(Entries from a dataset of interfaces)
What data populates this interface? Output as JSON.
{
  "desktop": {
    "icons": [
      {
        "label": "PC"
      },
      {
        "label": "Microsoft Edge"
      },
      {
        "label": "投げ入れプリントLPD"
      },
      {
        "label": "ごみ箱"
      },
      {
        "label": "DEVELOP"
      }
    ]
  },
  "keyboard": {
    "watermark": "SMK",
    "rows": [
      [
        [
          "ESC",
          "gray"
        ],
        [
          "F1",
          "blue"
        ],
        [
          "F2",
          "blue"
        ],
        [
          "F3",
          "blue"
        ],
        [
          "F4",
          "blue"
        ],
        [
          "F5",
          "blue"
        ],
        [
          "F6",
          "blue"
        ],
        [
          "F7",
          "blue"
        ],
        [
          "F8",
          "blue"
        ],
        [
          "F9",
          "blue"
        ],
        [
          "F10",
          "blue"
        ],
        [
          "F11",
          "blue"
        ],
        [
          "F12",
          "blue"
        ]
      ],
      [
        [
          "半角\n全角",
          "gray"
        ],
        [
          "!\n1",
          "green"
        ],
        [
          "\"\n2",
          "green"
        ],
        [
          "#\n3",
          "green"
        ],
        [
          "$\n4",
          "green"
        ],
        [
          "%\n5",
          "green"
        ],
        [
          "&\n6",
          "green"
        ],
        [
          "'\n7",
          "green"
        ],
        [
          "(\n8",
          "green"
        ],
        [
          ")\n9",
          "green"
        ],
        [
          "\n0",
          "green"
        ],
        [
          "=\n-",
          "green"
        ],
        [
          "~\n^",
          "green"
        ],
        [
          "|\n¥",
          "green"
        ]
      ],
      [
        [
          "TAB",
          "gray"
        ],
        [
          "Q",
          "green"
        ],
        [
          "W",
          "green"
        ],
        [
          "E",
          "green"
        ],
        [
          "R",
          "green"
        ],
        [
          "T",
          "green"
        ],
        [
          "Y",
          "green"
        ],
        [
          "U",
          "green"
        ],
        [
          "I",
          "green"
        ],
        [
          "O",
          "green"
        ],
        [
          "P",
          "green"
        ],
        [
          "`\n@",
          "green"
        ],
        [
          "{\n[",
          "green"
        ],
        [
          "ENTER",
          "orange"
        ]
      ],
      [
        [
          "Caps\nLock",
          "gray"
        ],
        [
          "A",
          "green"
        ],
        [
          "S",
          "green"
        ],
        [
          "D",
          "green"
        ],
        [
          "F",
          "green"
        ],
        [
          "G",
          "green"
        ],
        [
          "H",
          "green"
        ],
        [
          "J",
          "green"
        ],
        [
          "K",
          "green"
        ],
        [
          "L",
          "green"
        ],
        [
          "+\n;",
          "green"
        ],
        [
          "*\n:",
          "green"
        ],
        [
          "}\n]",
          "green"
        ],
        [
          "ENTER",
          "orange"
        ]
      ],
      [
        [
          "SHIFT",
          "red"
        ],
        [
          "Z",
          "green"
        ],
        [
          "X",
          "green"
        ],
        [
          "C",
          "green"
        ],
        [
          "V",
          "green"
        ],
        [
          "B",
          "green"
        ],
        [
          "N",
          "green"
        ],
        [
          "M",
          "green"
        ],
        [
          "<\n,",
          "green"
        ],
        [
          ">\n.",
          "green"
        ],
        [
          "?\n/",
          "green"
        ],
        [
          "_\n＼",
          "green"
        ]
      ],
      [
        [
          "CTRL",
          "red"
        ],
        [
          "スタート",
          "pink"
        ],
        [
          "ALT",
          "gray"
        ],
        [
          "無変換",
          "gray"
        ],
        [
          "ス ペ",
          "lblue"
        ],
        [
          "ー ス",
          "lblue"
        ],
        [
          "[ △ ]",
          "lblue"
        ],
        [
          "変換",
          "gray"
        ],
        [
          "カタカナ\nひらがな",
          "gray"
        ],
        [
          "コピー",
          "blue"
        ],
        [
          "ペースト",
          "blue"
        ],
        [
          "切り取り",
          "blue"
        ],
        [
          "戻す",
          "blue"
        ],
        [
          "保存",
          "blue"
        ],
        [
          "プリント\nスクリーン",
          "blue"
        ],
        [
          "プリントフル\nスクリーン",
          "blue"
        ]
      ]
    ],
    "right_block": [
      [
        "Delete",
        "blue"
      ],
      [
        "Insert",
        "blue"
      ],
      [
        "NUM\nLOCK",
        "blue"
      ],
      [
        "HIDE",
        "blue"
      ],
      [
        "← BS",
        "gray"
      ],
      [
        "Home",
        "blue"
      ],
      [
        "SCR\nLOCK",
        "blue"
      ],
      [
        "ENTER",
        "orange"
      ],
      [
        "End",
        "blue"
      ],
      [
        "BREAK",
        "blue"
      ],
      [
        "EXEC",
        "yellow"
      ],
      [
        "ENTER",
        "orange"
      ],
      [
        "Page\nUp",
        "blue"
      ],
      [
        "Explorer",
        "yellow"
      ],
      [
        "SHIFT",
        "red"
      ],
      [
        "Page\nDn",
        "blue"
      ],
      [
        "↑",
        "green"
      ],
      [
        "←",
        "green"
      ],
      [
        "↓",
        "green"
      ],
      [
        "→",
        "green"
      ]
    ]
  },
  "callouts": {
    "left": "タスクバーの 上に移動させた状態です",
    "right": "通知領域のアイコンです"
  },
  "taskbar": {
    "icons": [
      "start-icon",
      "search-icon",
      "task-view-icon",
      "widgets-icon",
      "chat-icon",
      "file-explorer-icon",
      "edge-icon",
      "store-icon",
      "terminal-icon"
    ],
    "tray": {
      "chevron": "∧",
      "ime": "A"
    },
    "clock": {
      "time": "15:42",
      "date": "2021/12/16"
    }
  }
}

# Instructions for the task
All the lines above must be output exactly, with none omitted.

# Response to this exercise
What data populates this interface? Output as JSON.
{
  "desktop": {
    "icons": [
      {
        "label": "PC"
      },
      {
        "label": "Microsoft Edge"
      },
      {
        "label": "投げ入れプリントLPD"
      },
      {
        "label": "ごみ箱"
      },
      {
        "label": "DEVELOP"
      }
    ]
  },
  "keyboard": {
    "watermark": "SMK",
    "rows": [
      [
        [
          "ESC",
          "gray"
        ],
        [
          "F1",
          "blue"
        ],
        [
          "F2",
          "blue"
        ],
        [
          "F3",
          "blue"
        ],
        [
          "F4",
          "blue"
        ],
        [
          "F5",
          "blue"
        ],
        [
          "F6",
          "blue"
        ],
        [
          "F7",
          "blue"
        ],
        [
          "F8",
          "blue"
        ],
        [
          "F9",
          "blue"
        ],
        [
          "F10",
          "blue"
        ],
        [
          "F11",
          "blue"
        ],
        [
          "F12",
          "blue"
        ]
      ],
      [
        [
          "半角\n全角",
          "gray"
        ],
        [
          "!\n1",
          "green"
        ],
        [
          "\"\n2",
          "green"
        ],
        [
          "#\n3",
          "green"
        ],
        [
          "$\n4",
          "green"
        ],
        [
          "%\n5",
          "green"
        ],
        [
          "&\n6",
          "green"
        ],
        [
          "'\n7",
          "green"
        ],
        [
          "(\n8",
          "green"
        ],
        [
          ")\n9",
          "green"
        ],
        [
          "\n0",
          "green"
        ],
        [
          "=\n-",
          "green"
        ],
        [
          "~\n^",
          "green"
        ],
        [
          "|\n¥",
          "green"
        ]
      ],
      [
        [
          "TAB",
          "gray"
        ],
        [
          "Q",
          "green"
        ],
        [
          "W",
          "green"
        ],
        [
          "E",
          "green"
        ],
        [
          "R",
          "green"
        ],
        [
          "T",
          "green"
        ],
        [
          "Y",
          "green"
        ],
        [
          "U",
          "green"
        ],
        [
          "I",
          "green"
        ],
        [
          "O",
          "green"
        ],
        [
          "P",
          "green"
        ],
        [
          "`\n@",
          "green"
        ],
        [
          "{\n[",
          "green"
        ],
        [
          "ENTER",
          "orange"
        ]
      ],
      [
        [
          "Caps\nLock",
          "gray"
        ],
        [
          "A",
          "green"
        ],
        [
          "S",
          "green"
        ],
        [
          "D",
          "green"
        ],
        [
          "F",
          "green"
        ],
        [
          "G",
          "green"
        ],
        [
          "H",
          "green"
        ],
        [
          "J",
          "green"
        ],
        [
          "K",
          "green"
        ],
        [
          "L",
          "green"
        ],
        [
          "+\n;",
          "green"
        ],
        [
          "*\n:",
          "green"
        ],
        [
          "}\n]",
          "green"
        ],
        [
          "ENTER",
          "orange"
        ]
      ],
      [
        [
          "SHIFT",
          "red"
        ],
        [
          "Z",
          "green"
        ],
        [
          "X",
          "green"
        ],
        [
          "C",
          "green"
        ],
        [
          "V",
          "green"
        ],
        [
          "B",
          "green"
        ],
        [
          "N",
          "green"
        ],
        [
          "M",
          "green"
        ],
        [
          "<\n,",
          "green"
        ],
        [
          ">\n.",
          "green"
        ],
        [
          "?\n/",
          "green"
        ],
        [
          "_\n＼",
          "green"
        ]
      ],
      [
        [
          "CTRL",
          "red"
        ],
        [
          "スタート",
          "pink"
        ],
        [
          "ALT",
          "gray"
        ],
        [
          "無変換",
          "gray"
        ],
        [
          "ス ペ",
          "lblue"
        ],
        [
          "ー ス",
          "lblue"
        ],
        [
          "[ △ ]",
          "lblue"
        ],
        [
          "変換",
          "gray"
        ],
        [
          "カタカナ\nひらがな",
          "gray"
        ],
        [
          "コピー",
          "blue"
        ],
        [
          "ペースト",
          "blue"
        ],
        [
          "切り取り",
          "blue"
        ],
        [
          "戻す",
          "blue"
        ],
        [
          "保存",
          "blue"
        ],
        [
          "プリント\nスクリーン",
          "blue"
        ],
        [
          "プリントフル\nスクリーン",
          "blue"
        ]
      ]
    ],
    "right_block": [
      [
        "Delete",
        "blue"
      ],
      [
        "Insert",
        "blue"
      ],
      [
        "NUM\nLOCK",
        "blue"
      ],
      [
        "HIDE",
        "blue"
      ],
      [
        "← BS",
        "gray"
      ],
      [
        "Home",
        "blue"
      ],
      [
        "SCR\nLOCK",
        "blue"
      ],
      [
        "ENTER",
        "orange"
      ],
      [
        "End",
        "blue"
      ],
      [
        "BREAK",
        "blue"
      ],
      [
        "EXEC",
        "yellow"
      ],
      [
        "ENTER",
        "orange"
      ],
      [
        "Page\nUp",
        "blue"
      ],
      [
        "Explorer",
        "yellow"
      ],
      [
        "SHIFT",
        "red"
      ],
      [
        "Page\nDn",
        "blue"
      ],
      [
        "↑",
        "green"
      ],
      [
        "←",
        "green"
      ],
      [
        "↓",
        "green"
      ],
      [
        "→",
        "green"
      ]
    ]
  },
  "callouts": {
    "left": "タスクバーの 上に移動させた状態です",
    "right": "通知領域のアイコンです"
  },
  "taskbar": {
    "icons": [
      "start-icon",
      "search-icon",
      "task-view-icon",
      "widgets-icon",
      "chat-icon",
      "file-explorer-icon",
      "edge-icon",
      "store-icon",
      "terminal-icon"
    ],
    "tray": {
      "chevron": "∧",
      "ime": "A"
    },
    "clock": {
      "time": "15:42",
      "date": "2021/12/16"
    }
  }
}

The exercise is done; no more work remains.